Your objective: If a line of the data below contains the string "Mixed", copy it into your answer.

Data extracts:
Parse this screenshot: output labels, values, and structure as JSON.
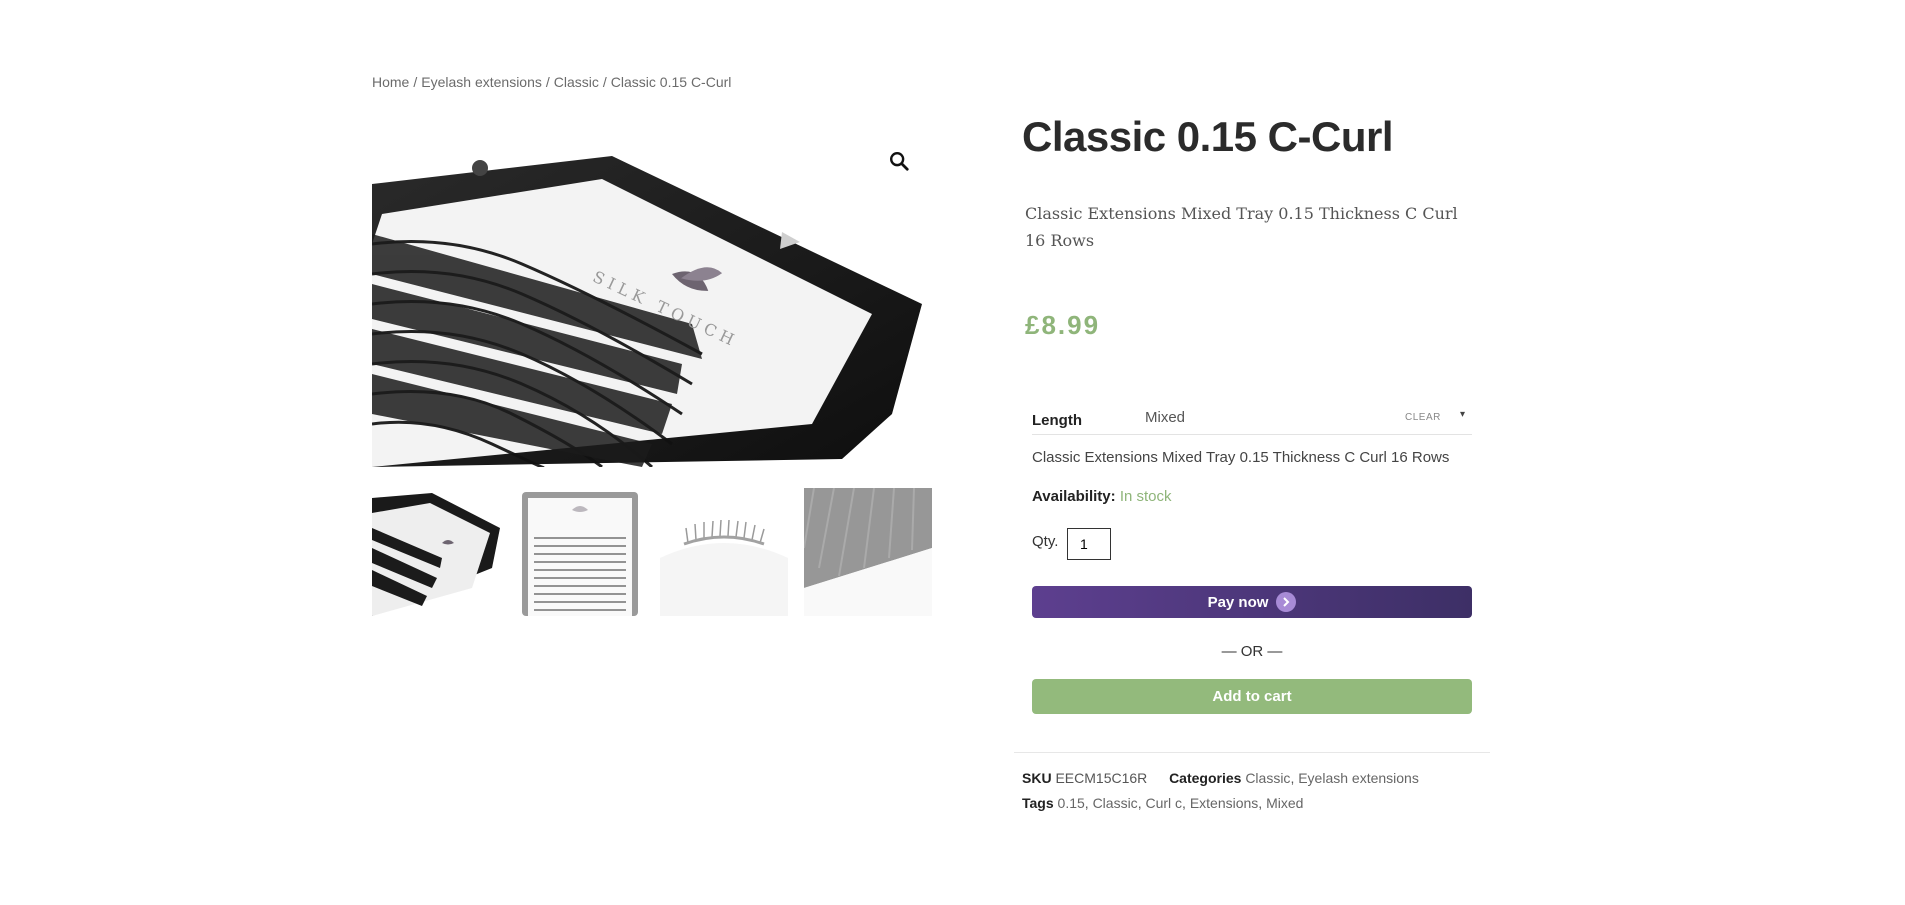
{
  "breadcrumb": {
    "home": "Home",
    "cat1": "Eyelash extensions",
    "cat2": "Classic",
    "current": "Classic 0.15 C-Curl",
    "separator": "/"
  },
  "gallery": {
    "brand_text": "SILK TOUCH",
    "zoom_icon": "search-icon"
  },
  "product": {
    "title": "Classic 0.15 C-Curl",
    "short_description": "Classic Extensions Mixed Tray 0.15 Thickness C Curl 16 Rows",
    "price": "£8.99",
    "variation": {
      "label": "Length",
      "selected": "Mixed",
      "clear": "CLEAR",
      "arrow": "▾"
    },
    "variation_description": "Classic Extensions Mixed Tray 0.15 Thickness C Curl 16 Rows",
    "availability_label": "Availability:",
    "availability_value": "In stock",
    "qty_label": "Qty.",
    "qty_value": "1",
    "pay_now": "Pay now",
    "or_text": "— OR —",
    "add_to_cart": "Add to cart"
  },
  "meta": {
    "sku_label": "SKU",
    "sku_value": "EECM15C16R",
    "categories_label": "Categories",
    "categories": [
      "Classic",
      "Eyelash extensions"
    ],
    "tags_label": "Tags",
    "tags": [
      "0.15",
      "Classic",
      "Curl c",
      "Extensions",
      "Mixed"
    ]
  },
  "colors": {
    "price_green": "#8fb57a",
    "add_to_cart_green": "#93ba7c",
    "pay_now_purple": "#5d3f8f"
  }
}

Task output:
    "short_description": "Classic Extensions Mixed Tray 0.15 Thickness C Curl 16 Rows",
      "selected": "Mixed",
    "variation_description": "Classic Extensions Mixed Tray 0.15 Thickness C Curl 16 Rows",
      "Mixed"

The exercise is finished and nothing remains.